## Records provided
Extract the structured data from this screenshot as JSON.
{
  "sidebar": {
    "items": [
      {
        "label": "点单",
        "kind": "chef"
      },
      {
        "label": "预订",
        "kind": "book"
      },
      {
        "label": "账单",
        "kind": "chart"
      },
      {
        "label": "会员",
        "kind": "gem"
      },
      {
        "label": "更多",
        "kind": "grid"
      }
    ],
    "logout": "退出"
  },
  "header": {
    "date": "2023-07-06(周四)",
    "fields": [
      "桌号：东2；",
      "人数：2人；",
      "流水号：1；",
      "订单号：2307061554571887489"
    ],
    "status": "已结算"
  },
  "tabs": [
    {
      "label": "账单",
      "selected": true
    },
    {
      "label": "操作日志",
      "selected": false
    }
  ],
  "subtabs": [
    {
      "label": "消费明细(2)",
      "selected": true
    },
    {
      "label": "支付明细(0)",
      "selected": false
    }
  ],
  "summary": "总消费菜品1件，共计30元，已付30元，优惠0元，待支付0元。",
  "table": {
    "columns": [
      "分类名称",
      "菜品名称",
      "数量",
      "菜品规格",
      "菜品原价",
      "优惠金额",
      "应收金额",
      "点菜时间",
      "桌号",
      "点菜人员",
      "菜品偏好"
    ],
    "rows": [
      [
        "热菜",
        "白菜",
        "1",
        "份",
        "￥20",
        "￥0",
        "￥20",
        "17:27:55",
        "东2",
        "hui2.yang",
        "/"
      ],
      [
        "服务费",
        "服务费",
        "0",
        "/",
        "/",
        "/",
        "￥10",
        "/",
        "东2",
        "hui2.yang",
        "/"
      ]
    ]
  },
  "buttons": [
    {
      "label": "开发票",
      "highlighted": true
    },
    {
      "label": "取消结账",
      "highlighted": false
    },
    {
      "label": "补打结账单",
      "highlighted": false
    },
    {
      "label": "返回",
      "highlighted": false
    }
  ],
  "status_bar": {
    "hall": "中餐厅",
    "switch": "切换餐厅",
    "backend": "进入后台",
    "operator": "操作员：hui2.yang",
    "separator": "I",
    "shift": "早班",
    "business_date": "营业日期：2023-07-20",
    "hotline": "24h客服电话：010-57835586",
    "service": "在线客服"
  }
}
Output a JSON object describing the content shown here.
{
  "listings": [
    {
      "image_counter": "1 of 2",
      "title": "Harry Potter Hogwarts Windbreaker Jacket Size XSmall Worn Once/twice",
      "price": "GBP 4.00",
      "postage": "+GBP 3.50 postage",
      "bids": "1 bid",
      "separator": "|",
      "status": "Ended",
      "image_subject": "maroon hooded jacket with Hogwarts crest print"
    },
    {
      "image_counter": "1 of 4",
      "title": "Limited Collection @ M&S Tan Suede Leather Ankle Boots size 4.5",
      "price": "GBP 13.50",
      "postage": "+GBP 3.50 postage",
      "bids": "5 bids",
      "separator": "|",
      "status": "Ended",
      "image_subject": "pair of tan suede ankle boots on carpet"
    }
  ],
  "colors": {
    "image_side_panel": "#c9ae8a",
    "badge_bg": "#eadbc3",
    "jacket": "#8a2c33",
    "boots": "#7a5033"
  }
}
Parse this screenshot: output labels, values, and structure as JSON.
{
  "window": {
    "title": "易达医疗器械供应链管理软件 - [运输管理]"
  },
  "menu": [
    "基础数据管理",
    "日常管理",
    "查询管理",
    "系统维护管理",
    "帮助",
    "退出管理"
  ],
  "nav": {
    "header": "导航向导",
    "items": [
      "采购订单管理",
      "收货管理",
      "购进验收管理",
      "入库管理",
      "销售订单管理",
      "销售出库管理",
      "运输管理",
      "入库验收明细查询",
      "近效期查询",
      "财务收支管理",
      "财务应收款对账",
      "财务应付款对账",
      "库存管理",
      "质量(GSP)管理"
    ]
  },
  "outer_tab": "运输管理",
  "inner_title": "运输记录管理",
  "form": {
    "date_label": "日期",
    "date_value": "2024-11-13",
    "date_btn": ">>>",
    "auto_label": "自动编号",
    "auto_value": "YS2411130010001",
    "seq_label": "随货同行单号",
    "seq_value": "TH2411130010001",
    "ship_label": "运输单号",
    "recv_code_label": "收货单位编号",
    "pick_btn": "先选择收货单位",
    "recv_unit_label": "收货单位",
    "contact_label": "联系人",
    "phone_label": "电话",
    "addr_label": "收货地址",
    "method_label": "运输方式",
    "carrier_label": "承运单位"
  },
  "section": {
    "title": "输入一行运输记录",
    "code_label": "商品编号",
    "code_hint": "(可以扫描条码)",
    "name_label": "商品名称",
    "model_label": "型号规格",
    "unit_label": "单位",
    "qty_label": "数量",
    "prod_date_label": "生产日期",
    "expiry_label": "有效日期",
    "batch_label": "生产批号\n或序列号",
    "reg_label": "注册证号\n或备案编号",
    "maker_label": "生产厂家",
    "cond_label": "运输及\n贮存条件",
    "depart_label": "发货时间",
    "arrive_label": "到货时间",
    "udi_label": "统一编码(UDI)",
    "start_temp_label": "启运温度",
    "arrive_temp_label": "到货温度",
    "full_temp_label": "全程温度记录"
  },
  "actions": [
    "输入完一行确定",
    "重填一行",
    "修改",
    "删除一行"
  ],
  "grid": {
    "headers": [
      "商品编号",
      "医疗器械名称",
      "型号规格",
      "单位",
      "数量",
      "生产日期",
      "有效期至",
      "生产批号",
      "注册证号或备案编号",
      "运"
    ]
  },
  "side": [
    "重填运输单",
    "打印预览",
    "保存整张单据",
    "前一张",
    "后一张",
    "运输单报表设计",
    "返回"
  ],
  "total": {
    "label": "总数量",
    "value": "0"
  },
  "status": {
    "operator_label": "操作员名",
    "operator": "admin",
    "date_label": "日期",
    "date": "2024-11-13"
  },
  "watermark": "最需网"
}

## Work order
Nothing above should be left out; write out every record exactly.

## Written response
Extract the structured data from this screenshot as JSON.
{
  "sidebar": {
    "items": [
      {
        "label": "点单",
        "kind": "chef"
      },
      {
        "label": "预订",
        "kind": "book"
      },
      {
        "label": "账单",
        "kind": "chart"
      },
      {
        "label": "会员",
        "kind": "gem"
      },
      {
        "label": "更多",
        "kind": "grid"
      }
    ],
    "logout": "退出"
  },
  "header": {
    "date": "2023-07-06(周四)",
    "fields": [
      "桌号：东2；",
      "人数：2人；",
      "流水号：1；",
      "订单号：2307061554571887489"
    ],
    "status": "已结算"
  },
  "tabs": [
    {
      "label": "账单",
      "selected": true
    },
    {
      "label": "操作日志",
      "selected": false
    }
  ],
  "subtabs": [
    {
      "label": "消费明细(2)",
      "selected": true
    },
    {
      "label": "支付明细(0)",
      "selected": false
    }
  ],
  "summary": "总消费菜品1件，共计30元，已付30元，优惠0元，待支付0元。",
  "table": {
    "columns": [
      "分类名称",
      "菜品名称",
      "数量",
      "菜品规格",
      "菜品原价",
      "优惠金额",
      "应收金额",
      "点菜时间",
      "桌号",
      "点菜人员",
      "菜品偏好"
    ],
    "rows": [
      [
        "热菜",
        "白菜",
        "1",
        "份",
        "￥20",
        "￥0",
        "￥20",
        "17:27:55",
        "东2",
        "hui2.yang",
        "/"
      ],
      [
        "服务费",
        "服务费",
        "0",
        "/",
        "/",
        "/",
        "￥10",
        "/",
        "东2",
        "hui2.yang",
        "/"
      ]
    ]
  },
  "buttons": [
    {
      "label": "开发票",
      "highlighted": true
    },
    {
      "label": "取消结账",
      "highlighted": false
    },
    {
      "label": "补打结账单",
      "highlighted": false
    },
    {
      "label": "返回",
      "highlighted": false
    }
  ],
  "status_bar": {
    "hall": "中餐厅",
    "switch": "切换餐厅",
    "backend": "进入后台",
    "operator": "操作员：hui2.yang",
    "separator": "I",
    "shift": "早班",
    "business_date": "营业日期：2023-07-20",
    "hotline": "24h客服电话：010-57835586",
    "service": "在线客服"
  }
}
Output a JSON object describing the content shown here.
{
  "listings": [
    {
      "image_counter": "1 of 2",
      "title": "Harry Potter Hogwarts Windbreaker Jacket Size XSmall Worn Once/twice",
      "price": "GBP 4.00",
      "postage": "+GBP 3.50 postage",
      "bids": "1 bid",
      "separator": "|",
      "status": "Ended",
      "image_subject": "maroon hooded jacket with Hogwarts crest print"
    },
    {
      "image_counter": "1 of 4",
      "title": "Limited Collection @ M&S Tan Suede Leather Ankle Boots size 4.5",
      "price": "GBP 13.50",
      "postage": "+GBP 3.50 postage",
      "bids": "5 bids",
      "separator": "|",
      "status": "Ended",
      "image_subject": "pair of tan suede ankle boots on carpet"
    }
  ],
  "colors": {
    "image_side_panel": "#c9ae8a",
    "badge_bg": "#eadbc3",
    "jacket": "#8a2c33",
    "boots": "#7a5033"
  }
}
Parse this screenshot: output labels, values, and structure as JSON.
{
  "window": {
    "title": "易达医疗器械供应链管理软件 - [运输管理]"
  },
  "menu": [
    "基础数据管理",
    "日常管理",
    "查询管理",
    "系统维护管理",
    "帮助",
    "退出管理"
  ],
  "nav": {
    "header": "导航向导",
    "items": [
      "采购订单管理",
      "收货管理",
      "购进验收管理",
      "入库管理",
      "销售订单管理",
      "销售出库管理",
      "运输管理",
      "入库验收明细查询",
      "近效期查询",
      "财务收支管理",
      "财务应收款对账",
      "财务应付款对账",
      "库存管理",
      "质量(GSP)管理"
    ]
  },
  "outer_tab": "运输管理",
  "inner_title": "运输记录管理",
  "form": {
    "date_label": "日期",
    "date_value": "2024-11-13",
    "date_btn": ">>>",
    "auto_label": "自动编号",
    "auto_value": "YS2411130010001",
    "seq_label": "随货同行单号",
    "seq_value": "TH2411130010001",
    "ship_label": "运输单号",
    "recv_code_label": "收货单位编号",
    "pick_btn": "先选择收货单位",
    "recv_unit_label": "收货单位",
    "contact_label": "联系人",
    "phone_label": "电话",
    "addr_label": "收货地址",
    "method_label": "运输方式",
    "carrier_label": "承运单位"
  },
  "section": {
    "title": "输入一行运输记录",
    "code_label": "商品编号",
    "code_hint": "(可以扫描条码)",
    "name_label": "商品名称",
    "model_label": "型号规格",
    "unit_label": "单位",
    "qty_label": "数量",
    "prod_date_label": "生产日期",
    "expiry_label": "有效日期",
    "batch_label": "生产批号\n或序列号",
    "reg_label": "注册证号\n或备案编号",
    "maker_label": "生产厂家",
    "cond_label": "运输及\n贮存条件",
    "depart_label": "发货时间",
    "arrive_label": "到货时间",
    "udi_label": "统一编码(UDI)",
    "start_temp_label": "启运温度",
    "arrive_temp_label": "到货温度",
    "full_temp_label": "全程温度记录"
  },
  "actions": [
    "输入完一行确定",
    "重填一行",
    "修改",
    "删除一行"
  ],
  "grid": {
    "headers": [
      "商品编号",
      "医疗器械名称",
      "型号规格",
      "单位",
      "数量",
      "生产日期",
      "有效期至",
      "生产批号",
      "注册证号或备案编号",
      "运"
    ]
  },
  "side": [
    "重填运输单",
    "打印预览",
    "保存整张单据",
    "前一张",
    "后一张",
    "运输单报表设计",
    "返回"
  ],
  "total": {
    "label": "总数量",
    "value": "0"
  },
  "status": {
    "operator_label": "操作员名",
    "operator": "admin",
    "date_label": "日期",
    "date": "2024-11-13"
  },
  "watermark": "最需网"
}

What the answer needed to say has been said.